Great art may be in the eye of the beholder, but it isn’t necessarily in our museums.
Look no further than the Art Gallery of Ontario (AGO), in Toronto. Yes, this lovely museum boasts many beautiful works of art, including paintings, carvings and an extensive collection of model ships.
But it also includes works of “art” such as a pile of rocks interspersed with Cheetos. “Do not eat the art,” a sign nearby warns. Perhaps Canadian ants can read, or perhaps the exhibit is sponsored by a chemical company as proof of the effectiveness of its product. Nonetheless, it’s difficult to imagine that spilling food on the floor passes for art.
Of course, a couple of nearby exhibits, while perhaps having more artistic value than the snack-rocks, also highlight the danger of following the conventional wisdom, artistic or otherwise.
Near the Cheetos, a row of televisions show an ever-changing picture of Canadian wilderness. This supposedly serves as a warning to visitors: If humans don’t stop destroying the environment, a sign warns, the museum may be the only place to see native flora and fauna.
If anything, humans have become better stewards of our fragile blue planet. The United Nations reports that the amount of North America covered by forests expanded nearly 10 million acres between 1990 and 2000. Canada itself still retains some 90 percent of its original forest cover.
The simple fact is that North Americans have managed to develop a standard of living our ancestors couldn’t have dreamed of, while also protecting our environment. This may be the great untold story of the 21st century: Too many of us ignore amazing progress while focusing on phantom or unproveable “problems,” such as global warming.
And speaking of global warming, during his campaign, President-elect Barack Obama held forth on the dangers of supposed climate change. But the Greens have gotten exactly what they’ve long wished for: Less use of fossil fuels. Funny how we don’t hear much cheering from the left about that now.
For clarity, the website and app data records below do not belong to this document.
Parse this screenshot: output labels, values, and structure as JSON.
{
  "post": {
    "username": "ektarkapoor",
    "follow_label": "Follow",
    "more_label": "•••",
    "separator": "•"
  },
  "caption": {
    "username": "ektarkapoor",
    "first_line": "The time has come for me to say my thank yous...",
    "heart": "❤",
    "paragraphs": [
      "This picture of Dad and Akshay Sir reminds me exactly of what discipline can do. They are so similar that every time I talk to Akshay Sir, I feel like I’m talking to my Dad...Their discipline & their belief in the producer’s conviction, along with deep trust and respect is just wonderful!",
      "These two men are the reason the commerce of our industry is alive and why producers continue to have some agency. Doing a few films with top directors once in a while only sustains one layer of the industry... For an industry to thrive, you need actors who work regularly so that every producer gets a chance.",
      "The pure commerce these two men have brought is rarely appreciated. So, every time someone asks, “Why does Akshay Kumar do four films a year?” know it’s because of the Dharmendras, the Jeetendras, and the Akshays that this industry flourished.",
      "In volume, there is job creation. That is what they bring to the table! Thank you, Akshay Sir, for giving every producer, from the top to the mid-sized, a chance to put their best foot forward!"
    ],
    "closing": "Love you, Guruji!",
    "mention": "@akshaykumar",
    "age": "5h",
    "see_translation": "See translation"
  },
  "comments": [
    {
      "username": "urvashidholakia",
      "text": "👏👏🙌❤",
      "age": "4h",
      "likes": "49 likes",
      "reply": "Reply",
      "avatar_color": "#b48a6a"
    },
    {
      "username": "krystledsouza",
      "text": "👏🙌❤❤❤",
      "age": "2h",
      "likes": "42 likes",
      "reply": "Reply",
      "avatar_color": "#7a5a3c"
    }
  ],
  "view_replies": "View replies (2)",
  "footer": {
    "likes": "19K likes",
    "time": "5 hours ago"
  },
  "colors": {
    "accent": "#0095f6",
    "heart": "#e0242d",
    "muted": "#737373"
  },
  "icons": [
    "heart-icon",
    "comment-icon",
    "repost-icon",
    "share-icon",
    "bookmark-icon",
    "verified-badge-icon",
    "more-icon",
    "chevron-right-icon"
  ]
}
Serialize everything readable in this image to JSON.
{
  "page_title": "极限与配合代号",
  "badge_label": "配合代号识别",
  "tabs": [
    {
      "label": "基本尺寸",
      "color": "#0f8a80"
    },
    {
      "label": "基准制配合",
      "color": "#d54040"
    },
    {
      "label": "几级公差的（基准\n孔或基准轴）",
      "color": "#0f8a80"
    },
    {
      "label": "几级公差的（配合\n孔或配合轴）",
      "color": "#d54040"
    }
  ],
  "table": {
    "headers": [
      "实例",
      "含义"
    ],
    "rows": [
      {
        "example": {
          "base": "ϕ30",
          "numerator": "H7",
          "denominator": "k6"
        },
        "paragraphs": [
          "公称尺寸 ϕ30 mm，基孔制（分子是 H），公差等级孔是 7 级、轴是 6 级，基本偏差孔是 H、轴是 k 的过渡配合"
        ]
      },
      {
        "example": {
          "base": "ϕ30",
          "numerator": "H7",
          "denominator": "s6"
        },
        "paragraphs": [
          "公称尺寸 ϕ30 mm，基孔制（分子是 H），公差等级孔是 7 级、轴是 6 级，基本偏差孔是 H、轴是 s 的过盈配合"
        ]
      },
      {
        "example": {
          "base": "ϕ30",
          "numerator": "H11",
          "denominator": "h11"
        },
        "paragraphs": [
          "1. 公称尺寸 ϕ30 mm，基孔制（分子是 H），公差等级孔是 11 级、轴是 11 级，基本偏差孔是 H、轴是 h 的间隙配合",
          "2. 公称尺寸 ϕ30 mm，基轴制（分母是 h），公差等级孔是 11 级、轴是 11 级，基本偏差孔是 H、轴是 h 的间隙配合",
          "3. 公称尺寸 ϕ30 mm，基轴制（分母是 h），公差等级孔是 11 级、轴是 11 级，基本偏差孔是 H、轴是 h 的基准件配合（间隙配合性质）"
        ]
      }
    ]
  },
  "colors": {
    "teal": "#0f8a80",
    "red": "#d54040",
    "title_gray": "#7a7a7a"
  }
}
As the United States has slipped into recession, the use of gasoline has tumbled. That’s why pump prices, over $4 per gallon this summer, are now under $2 and heading down. Things are so bad, the government may soon have to bail out all those oil speculators who bet oil would cost $150 per barrel at Christmas, since the real price is likely to be half that. Or will it turn out that speculators are evil only when prices are going up, not when they’re plunging?